What you will do: Nothing in the records may be altered, and no picture may be included. Restate them in full.

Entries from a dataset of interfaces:
━━━

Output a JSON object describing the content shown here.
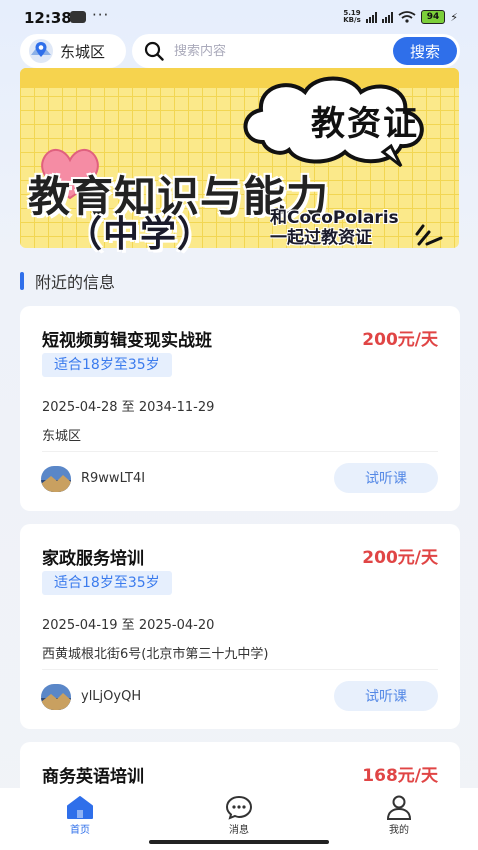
{
  "status_bar": {
    "time": "12:38",
    "dots": "···",
    "net_speed_value": "5.19",
    "net_speed_unit": "KB/s",
    "battery": "94"
  },
  "location": {
    "label": "东城区"
  },
  "search": {
    "placeholder": "搜索内容",
    "button_label": "搜索"
  },
  "banner": {
    "badge": "教资证",
    "title": "教育知识与能力",
    "subtitle": "（中学）",
    "tagline_line1": "和CocoPolaris",
    "tagline_line2": "一起过教资证"
  },
  "section": {
    "title": "附近的信息"
  },
  "cards": [
    {
      "title": "短视频剪辑变现实战班",
      "price": "200元/天",
      "tag": "适合18岁至35岁",
      "date_range": "2025-04-28 至 2034-11-29",
      "address": "东城区",
      "user": "R9wwLT4I",
      "button_label": "试听课"
    },
    {
      "title": "家政服务培训",
      "price": "200元/天",
      "tag": "适合18岁至35岁",
      "date_range": "2025-04-19 至 2025-04-20",
      "address": "西黄城根北街6号(北京市第三十九中学)",
      "user": "ylLjOyQH",
      "button_label": "试听课"
    },
    {
      "title": "商务英语培训",
      "price": "168元/天"
    }
  ],
  "tabbar": {
    "tabs": [
      {
        "label": "首页",
        "icon": "home-icon",
        "active": true
      },
      {
        "label": "消息",
        "icon": "message-icon",
        "active": false
      },
      {
        "label": "我的",
        "icon": "profile-icon",
        "active": false
      }
    ]
  },
  "colors": {
    "accent": "#2f6fea",
    "price": "#e04545",
    "tag_bg": "#e6effd",
    "banner_yellow": "#fbe98a"
  }
}
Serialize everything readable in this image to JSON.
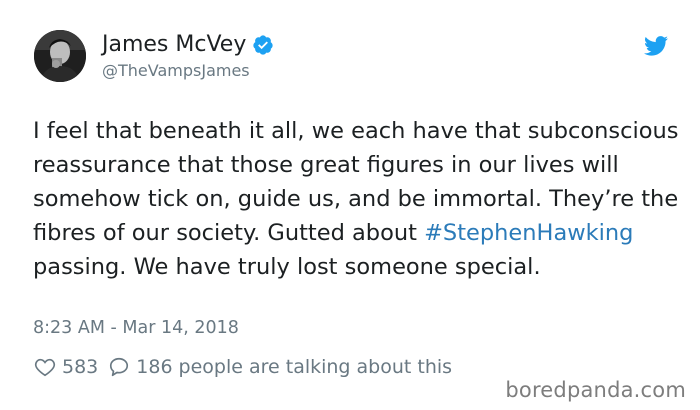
{
  "author": {
    "name": "James McVey",
    "handle": "@TheVampsJames",
    "verified": true,
    "avatar_icon": "profile-photo"
  },
  "tweet": {
    "text_before": "I feel that beneath it all, we each have that subconscious reassurance that those great figures in our lives will somehow tick on, guide us, and be immortal. They’re the fibres of our society. Gutted about ",
    "hashtag": "#StephenHawking",
    "text_after": " passing. We have truly lost someone special.",
    "timestamp": "8:23 AM - Mar 14, 2018"
  },
  "engagement": {
    "likes": "583",
    "replies": "186",
    "talking_label": "people are talking about this"
  },
  "watermark": "boredpanda.com",
  "colors": {
    "accent": "#1da1f2",
    "hashtag": "#2b7bb9",
    "muted": "#697882",
    "text": "#1c2022"
  },
  "icons": {
    "brand": "twitter-bird-icon",
    "verified": "verified-badge-icon",
    "like": "heart-icon",
    "reply": "speech-bubble-icon"
  }
}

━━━

Solution to this problem:
Output a JSON object describing the content shown here.
{
  "status_bar": {
    "time": "12:38",
    "dots": "···",
    "net_speed_value": "5.19",
    "net_speed_unit": "KB/s",
    "battery": "94"
  },
  "location": {
    "label": "东城区"
  },
  "search": {
    "placeholder": "搜索内容",
    "button_label": "搜索"
  },
  "banner": {
    "badge": "教资证",
    "title": "教育知识与能力",
    "subtitle": "（中学）",
    "tagline_line1": "和CocoPolaris",
    "tagline_line2": "一起过教资证"
  },
  "section": {
    "title": "附近的信息"
  },
  "cards": [
    {
      "title": "短视频剪辑变现实战班",
      "price": "200元/天",
      "tag": "适合18岁至35岁",
      "date_range": "2025-04-28 至 2034-11-29",
      "address": "东城区",
      "user": "R9wwLT4I",
      "button_label": "试听课"
    },
    {
      "title": "家政服务培训",
      "price": "200元/天",
      "tag": "适合18岁至35岁",
      "date_range": "2025-04-19 至 2025-04-20",
      "address": "西黄城根北街6号(北京市第三十九中学)",
      "user": "ylLjOyQH",
      "button_label": "试听课"
    },
    {
      "title": "商务英语培训",
      "price": "168元/天"
    }
  ],
  "tabbar": {
    "tabs": [
      {
        "label": "首页",
        "icon": "home-icon",
        "active": true
      },
      {
        "label": "消息",
        "icon": "message-icon",
        "active": false
      },
      {
        "label": "我的",
        "icon": "profile-icon",
        "active": false
      }
    ]
  },
  "colors": {
    "accent": "#2f6fea",
    "price": "#e04545",
    "tag_bg": "#e6effd",
    "banner_yellow": "#fbe98a"
  }
}
Serialize everything readable in this image to JSON.
{
  "author": {
    "name": "James McVey",
    "handle": "@TheVampsJames",
    "verified": true,
    "avatar_icon": "profile-photo"
  },
  "tweet": {
    "text_before": "I feel that beneath it all, we each have that subconscious reassurance that those great figures in our lives will somehow tick on, guide us, and be immortal. They’re the fibres of our society. Gutted about ",
    "hashtag": "#StephenHawking",
    "text_after": " passing. We have truly lost someone special.",
    "timestamp": "8:23 AM - Mar 14, 2018"
  },
  "engagement": {
    "likes": "583",
    "replies": "186",
    "talking_label": "people are talking about this"
  },
  "watermark": "boredpanda.com",
  "colors": {
    "accent": "#1da1f2",
    "hashtag": "#2b7bb9",
    "muted": "#697882",
    "text": "#1c2022"
  },
  "icons": {
    "brand": "twitter-bird-icon",
    "verified": "verified-badge-icon",
    "like": "heart-icon",
    "reply": "speech-bubble-icon"
  }
}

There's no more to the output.